TODAY’S READING: Deuteronomy 3–4
The Lord fights for us (Deut. 3:22) as long as we fight for His glory among all nations. As soon as we start fighting for our own glory or against our brothers, we have no guarantee of God’s protection. God says in effect, “Enough of that! You will not inherit the land” (v. 26). God’s mission is about God, not Moses and not me. The very fact that God denied Moses entry into the land of promise is testimony that God has no favorite son or people. God is the center of the gospel, the mission, and the glory, and He will use all who understand and rejoice in this beauty. God advises us to live in this wisdom in the sight of all the peoples of earth (4:5–8), that they, too, desire the beauty of Jehovah. Israel’s exceptionalism was so different than the current version of American exceptionalism (i.e., look out for our own national interests first). Chris Wright explains:
…It would be quite wrong to construe the affirmations of Israel’s uniqueness as tantamount to an absence of involvement by YHWH in the affairs of other nations.

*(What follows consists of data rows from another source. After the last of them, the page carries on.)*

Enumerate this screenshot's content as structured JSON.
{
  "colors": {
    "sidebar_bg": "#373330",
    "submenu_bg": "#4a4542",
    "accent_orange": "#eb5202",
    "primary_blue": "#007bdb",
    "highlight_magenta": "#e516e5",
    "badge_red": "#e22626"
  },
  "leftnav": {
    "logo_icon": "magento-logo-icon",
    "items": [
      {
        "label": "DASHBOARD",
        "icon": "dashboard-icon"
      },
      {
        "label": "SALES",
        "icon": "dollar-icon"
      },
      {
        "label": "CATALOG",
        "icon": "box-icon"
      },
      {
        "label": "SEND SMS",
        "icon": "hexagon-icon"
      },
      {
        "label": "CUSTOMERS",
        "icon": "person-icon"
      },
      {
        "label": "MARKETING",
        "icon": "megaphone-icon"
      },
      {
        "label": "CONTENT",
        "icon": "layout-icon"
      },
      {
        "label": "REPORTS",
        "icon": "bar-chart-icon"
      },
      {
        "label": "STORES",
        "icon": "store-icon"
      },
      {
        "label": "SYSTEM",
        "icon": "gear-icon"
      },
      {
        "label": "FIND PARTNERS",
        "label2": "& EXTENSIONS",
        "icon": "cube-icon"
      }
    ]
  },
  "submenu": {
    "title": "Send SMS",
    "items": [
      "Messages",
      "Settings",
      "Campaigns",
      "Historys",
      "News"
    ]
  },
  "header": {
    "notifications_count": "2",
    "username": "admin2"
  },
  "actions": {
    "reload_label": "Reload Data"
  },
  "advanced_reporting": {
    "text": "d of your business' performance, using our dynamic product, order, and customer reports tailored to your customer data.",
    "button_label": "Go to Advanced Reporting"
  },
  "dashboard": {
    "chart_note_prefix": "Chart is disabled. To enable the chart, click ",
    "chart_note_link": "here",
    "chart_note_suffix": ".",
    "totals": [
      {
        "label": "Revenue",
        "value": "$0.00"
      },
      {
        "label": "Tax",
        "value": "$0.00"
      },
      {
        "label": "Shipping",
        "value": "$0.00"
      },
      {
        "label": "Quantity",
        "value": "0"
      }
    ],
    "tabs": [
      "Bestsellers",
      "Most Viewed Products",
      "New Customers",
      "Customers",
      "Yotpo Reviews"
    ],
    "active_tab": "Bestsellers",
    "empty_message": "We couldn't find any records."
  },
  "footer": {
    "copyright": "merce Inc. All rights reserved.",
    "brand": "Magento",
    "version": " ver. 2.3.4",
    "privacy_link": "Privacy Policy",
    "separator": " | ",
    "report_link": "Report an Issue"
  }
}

On the contrary, it was part of the bold claim of Israel that YHWH, their God, was the supreme mover on the stage of international history…the claim was that YHWH was in fact the sovereign God of all the earth, ruling the histories and destinies of all nations. And in that context of universal involvement with all nations, YHWH had a unique relationship with Israel.
It is the simple Abrahamic covenant, a covenant God will not break. We are blessed with knowing Jehovah in order that we are a blessing to every people on earth. Wright posits that the “covenantal and missional logic that surges through [chapter 4] runs in a grand loop” that can be summarized as follows:
- Israel is summoned to live in wholehearted obedience to God’s covenantal law when they take possession of the land (vv. 1–2).
- Failure to do so will lead to the same fate as befell those who were seduced into idolatry and immorality by the Moabites at Beth Peor (vv. 3–4).
- Covenant loyalty and obedience will constitute a witness to the nations whose interest and questions will revolve around the God they worship and the just laws they live by (vv. 5–8).
- This witness, however, would be utterly nullified by Israel going after other gods, and so they must be strenuously warned against that through reminders of their spectacular past and warnings of a horrific future if they ignore the word (vv. 32–38).
- Let them then demonstrate their acknowledgement of all these things in faithful obedience (vv. 39–40).
- Therein lies their future security as a people, and thereby also hangs their mission as the people chosen by God for the sake of His mission (v. 40).
Moses’ reminder to us is that there is no one like our God. The question, however, goes beyond knowing to sharing: Are we willing to share God’s heart for all people groups of earth by going, loving, and dying among the half million Hindi in South Africa who don’t know our incomparable Jehovah? Are we willing to risk people going to hell because we did not live holy lives, therefore Jehovah did not live among us, therefore there was nothing exceptional about us to draw the Hindi to Jesus? God forbid.
 Christopher J. H. Wright. The Mission of God: Unlocking the Bible’s Grand Narrative. Downers Grove, IL: VP Academic, 2006. 463.
 Ibid. 386.
 Ibid. 386.